Two subspecies exist on the basis of coat pattern. Leopardus braccatus braccatus is almost entirely rusty-brown with blurred spots, continuous tail stripes, black tips and entirely black feet. Leopardus braccatus munoai is paler and more yellowish, with sharper, browner spots on the flanks, discontinuous rings on the tail with a smaller black tip, and black feet only on the soles.
The Pantanal Cat is diurnal, solitary and territorial. Its territory ranges from 3 to 37 km2. It is a predator of small mammals such as guinea pigs, birds, small lizards and snakes. Although still poorly understood, the Pantanal Cat's biology and behavior is probably similar to that of the Colocolo.
The Pantanal Cat's range extends across central-eastern Brazil, Uruguay and neighboring Bolivia, Paraguay and Argentina. This cat lives from sea level to 2,000 meters above sea level. The Pantanal Cat owes its name to the Pantanal, a wetland in central South America, but its habitat is highly varied. In Brazil, the Pantanal Cat occupies subtropical forests, open woodlands and grasslands. In Paraguay, fruticaceous forests and scrubland. In Uruguay, swampy areas. Sightings have been reported in farmland, showing that this feline has a certain tolerance to human disturbance.
Photo traps set in Emas National Park have shown that the Pantanal Cat is fairly common in the park.
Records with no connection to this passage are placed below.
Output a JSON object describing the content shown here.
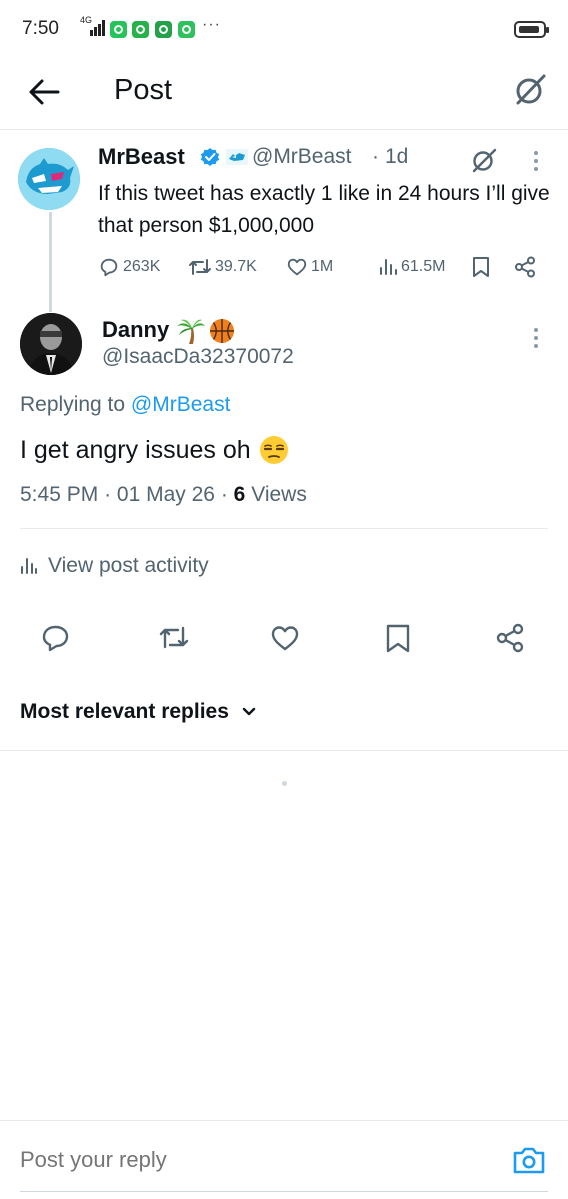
{
  "status_bar": {
    "time": "7:50",
    "network": "4G",
    "more": "···"
  },
  "header": {
    "title": "Post"
  },
  "parent_post": {
    "display_name": "MrBeast",
    "handle": "@MrBeast",
    "separator": "·",
    "time": "1d",
    "text": "If this tweet has exactly 1 like in 24 hours I’ll give that person $1,000,000",
    "metrics": {
      "replies": "263K",
      "reposts": "39.7K",
      "likes": "1M",
      "views": "61.5M"
    }
  },
  "post": {
    "display_name": "Danny",
    "name_emojis": [
      "palm-tree",
      "basketball"
    ],
    "handle": "@IsaacDa32370072",
    "replying_prefix": "Replying to",
    "replying_to": "@MrBeast",
    "text": "I get angry issues oh",
    "text_emoji": "unamused-face",
    "time": "5:45 PM",
    "date": "01 May 26",
    "views_count": "6",
    "views_label": "Views",
    "dot": "·"
  },
  "activity": {
    "label": "View post activity"
  },
  "replies": {
    "sort_label": "Most relevant replies"
  },
  "compose": {
    "placeholder": "Post your reply"
  },
  "colors": {
    "text": "#0f1419",
    "secondary": "#536471",
    "accent": "#1d9bf0",
    "divider": "#e7e9ea",
    "verified": "#1d9bf0"
  }
}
The main threats to the Pantanal Cat are the conversion of its habitat to farmland and the modification of grasslands by cattle. It is occasionally trapped to protect poultry from predation, and is a frequent victim of road accidents.
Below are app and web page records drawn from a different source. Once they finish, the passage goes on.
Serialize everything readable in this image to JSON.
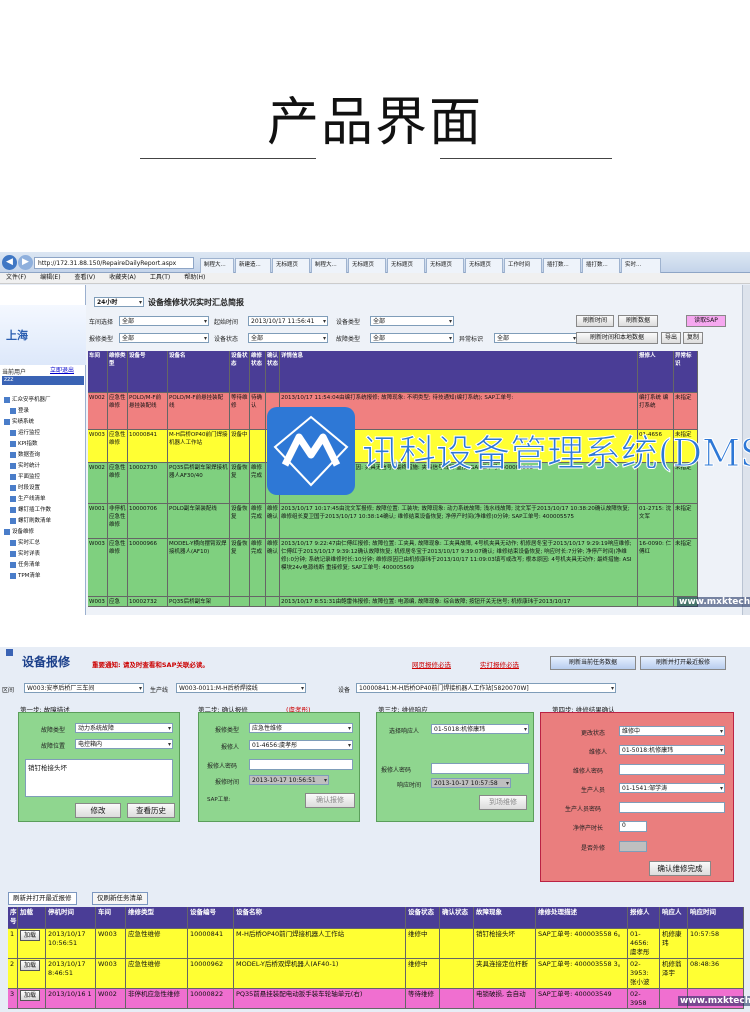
{
  "hero": {
    "title": "产品界面"
  },
  "browser": {
    "address": "http://172.31.88.150/RepaireDailyReport.aspx",
    "tabs": [
      "制程大...",
      "新建造...",
      "无标题页",
      "制程大...",
      "无标题页",
      "无标题页",
      "无标题页",
      "无标题页",
      "工作时间",
      "插打数...",
      "插打数...",
      "实时..."
    ],
    "menu": [
      "文件(F)",
      "编辑(E)",
      "查看(V)",
      "收藏夹(A)",
      "工具(T)",
      "帮助(H)"
    ]
  },
  "sidebar": {
    "logo_text": "上海",
    "user_label": "当前用户",
    "logout": "立即退出",
    "user_value": "zzz",
    "items": [
      "汇众安亭机器厂",
      "登录",
      "实绩系统",
      "运行监控",
      "KPI指数",
      "数据查询",
      "实时统计",
      "平面监控",
      "时段设置",
      "生产线清单",
      "螺钉插工作数",
      "螺钉刷数清单",
      "设备维修",
      "实时汇总",
      "实时详表",
      "任务清单",
      "TPM清单"
    ]
  },
  "report": {
    "range": "24小时",
    "title": "设备维修状况实时汇总简报",
    "filters": {
      "workshop_label": "车间选择",
      "workshop": "全部",
      "start_label": "起始时间",
      "start": "2013/10/17 11:56:41",
      "devtype_label": "设备类型",
      "devtype": "全部",
      "repairtype_label": "报修类型",
      "repairtype": "全部",
      "devstate_label": "设备状态",
      "devstate": "全部",
      "faulttype_label": "故障类型",
      "faulttype": "全部",
      "abnormal_label": "异常标识",
      "abnormal": "全部"
    },
    "buttons": [
      "刷新时间",
      "刷新数据",
      "读取SAP",
      "刷新时间和本地数据",
      "导出",
      "复制"
    ],
    "headers": [
      "车间",
      "维修类型",
      "设备号",
      "设备名",
      "设备状态",
      "维修状态",
      "确认状态",
      "详情信息",
      "报修人",
      "异常标识"
    ],
    "rows": [
      {
        "bg": "#f08080",
        "cells": [
          "W002",
          "应急性维修",
          "POLO/M-F前悬挂装配线",
          "POLO/M-F前悬挂装配线",
          "等待维修",
          "待确认",
          "",
          "2013/10/17 11:54:04由编打系统报修; 故障现象: 不明类型; 待技通知(编打系统); SAP工单号:",
          "编打系统 编打系统",
          "未指定"
        ]
      },
      {
        "bg": "#ffff33",
        "cells": [
          "W003",
          "应急性维修",
          "10000841",
          "M-H后桥OP40前门焊接机器人工作站",
          "设备中",
          "",
          "",
          "维修中",
          "01-4656",
          "未指定"
        ]
      },
      {
        "bg": "#7fd07f",
        "cells": [
          "W002",
          "应急性维修",
          "10002730",
          "PQ35后桥副车架焊接机器人AF30/40",
          "设备恢复",
          "维修完成",
          "维修确认",
          "2013/10/17 10:55:... 根本原因: 夹具无信号; 最终措施: 夹具信号线断 重接; SAP工单号: 400003582",
          "",
          "未指定"
        ]
      },
      {
        "bg": "#7fd07f",
        "cells": [
          "W001",
          "非停机应急性维修",
          "10000706",
          "POLO副车架装配线",
          "设备恢复",
          "维修完成",
          "维修确认",
          "2013/10/17 10:17:45由沈文军报修; 故障位置: 工装块; 故障现象: 动力系统故障; 浅水线故障; 沈文军于2013/10/17 10:38:20确认故障恢复; 维修组长夏卫国于2013/10/17 10:38:14确认; 维修结束设备恢复; 净停产时间(净维修)0分钟; SAP工单号: 400005575",
          "01-2715: 沈文军",
          "未指定"
        ]
      },
      {
        "bg": "#7fd07f",
        "cells": [
          "W003",
          "应急性维修",
          "10000966",
          "MODEL-Y横向摆臂双焊接机器人(AF10)",
          "设备恢复",
          "维修完成",
          "维修确认",
          "2013/10/17 9:22:47由仁傅红报修; 故障位置: 工夹具, 故障现象: 工夹具故障, 4号机夹具无动作; 机修居冬宝于2013/10/17 9:29:19响应维修; 仁傅红于2013/10/17 9:39:12确认故障恢复; 机修居冬宝于2013/10/17 9:39:07确认; 维修结束设备恢复; 响应时长:7分钟; 净停产时间(净维修):0分钟; 系统记录维修时长:10分钟; 维修原因已由机修康玮于2013/10/17 11:09:03填写或改写; 根本原因: 4号机夹具无动作; 最终措施: ASI模块24v电源线断 重接修复; SAP工单号: 400005569",
          "16-0090: 仁傅红",
          "未指定"
        ]
      },
      {
        "bg": "#7fd07f",
        "cells": [
          "W003",
          "应急",
          "10002732",
          "PQ35后桥副车架",
          "",
          "",
          "",
          "2013/10/17 8:51:31由鲍雷伟报修; 故障位置: 电源编, 故障现象: 综合故障; 按钮开关无信号; 机修康玮于2013/10/17",
          "",
          ""
        ]
      }
    ]
  },
  "watermark": {
    "text": "讯科设备管理系统(DMS)"
  },
  "site": "www.mxktech.com",
  "repair": {
    "title": "设备报修",
    "notice": "重要通知: 请及时查看和SAP关联必读。",
    "links": [
      "网页报修必选",
      "实打报修必选"
    ],
    "top_buttons": [
      "刷新当前任务数据",
      "刷新并打开最近报修"
    ],
    "area_label": "区间",
    "area": "W003:安亭后桥厂三车间",
    "line_label": "生产线",
    "line": "W003-0011:M-H后桥焊接线",
    "device_label": "设备",
    "device": "10000841:M-H后桥OP40前门焊接机器人工作站[5820070W]",
    "step1": {
      "head": "第一步: 故障描述",
      "type_label": "故障类型",
      "type": "动力系统故障",
      "pos_label": "故障位置",
      "pos": "电控箱内",
      "desc": "销钉枪接头坏",
      "btn_edit": "修改",
      "btn_history": "查看历史"
    },
    "step2": {
      "head": "第二步: 确认报修",
      "note": "(虞孝彤)",
      "repair_type_label": "报修类型",
      "repair_type": "应急性维修",
      "reporter_label": "报修人",
      "reporter": "01-4656:虞孝彤",
      "pwd_label": "报修人密码",
      "time_label": "报修时间",
      "time": "2013-10-17 10:56:51",
      "sap_label": "SAP工单:",
      "btn": "确认报修"
    },
    "step3": {
      "head": "第三步: 维修响应",
      "responder_label": "选择响应人",
      "responder": "01-5018:机修康玮",
      "pwd_label": "报修人密码",
      "time_label": "响应时间",
      "time": "2013-10-17 10:57:58",
      "btn": "到场维修"
    },
    "step4": {
      "head": "第四步: 维修结果确认",
      "state_label": "更改状态",
      "state": "维修中",
      "repairer_label": "维修人",
      "repairer": "01-5018:机修康玮",
      "pwd_label": "维修人密码",
      "prod_label": "生产人员",
      "prod": "01-1541:邹学涛",
      "prod_pwd_label": "生产人员密码",
      "downtime_label": "净停产时长",
      "downtime": "0",
      "outsource_label": "是否外修",
      "btn": "确认维修完成"
    },
    "tabs": [
      "刷新并打开最近报修",
      "仅刷新任务清单"
    ],
    "headers": [
      "序号",
      "加载",
      "停机时间",
      "车间",
      "维修类型",
      "设备编号",
      "设备名称",
      "设备状态",
      "确认状态",
      "故障现象",
      "维修处理描述",
      "报修人",
      "响应人",
      "响应时间"
    ],
    "load_label": "加载",
    "rows": [
      {
        "bg": "#ffff33",
        "cells": [
          "1",
          "",
          "2013/10/17 10:56:51",
          "W003",
          "应急性维修",
          "10000841",
          "M-H后桥OP40前门焊接机器人工作站",
          "维修中",
          "",
          "销钉枪接头坏",
          "SAP工单号: 400003558 6。",
          "01-4656: 虞孝彤",
          "机修康玮",
          "10:57:58"
        ]
      },
      {
        "bg": "#ffff33",
        "cells": [
          "2",
          "",
          "2013/10/17 8:46:51",
          "W003",
          "应急性维修",
          "10000962",
          "MODEL-Y后桥双焊机器人(AF40-1)",
          "维修中",
          "",
          "夹具连接定位杆断",
          "SAP工单号: 400003558 3。",
          "02-3953: 张小波",
          "机修翁泽宇",
          "08:48:36"
        ]
      },
      {
        "bg": "#f06fd0",
        "cells": [
          "3",
          "",
          "2013/10/16 1",
          "W002",
          "非停机应急性维修",
          "10000822",
          "PQ35前悬挂装配电动扳手装车轮轴单元(右)",
          "等待维修",
          "",
          "电锁破损, 会自动",
          "SAP工单号: 400003549",
          "02-3958",
          "",
          ""
        ]
      }
    ]
  }
}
The International Union for Conservation of Nature considers the Pantanal Cat to be a subspecies of the Pampas Cat (Leopardus colocolo), classified as "Near Threatened" (NT) due to the significant reduction in its habitat. Resolving the taxonomic status of the Pampas Cat is seen as an important issue in safeguarding these felines. The Pantanal Cat is endangered in Uruguay due to excessive human pressure, and populations in Brazil are considered vulnerable. Hunting is prohibited in Bolivia and Paraguay. CITES considers the Pantanal Cat to be a species and lists it in Appendix II.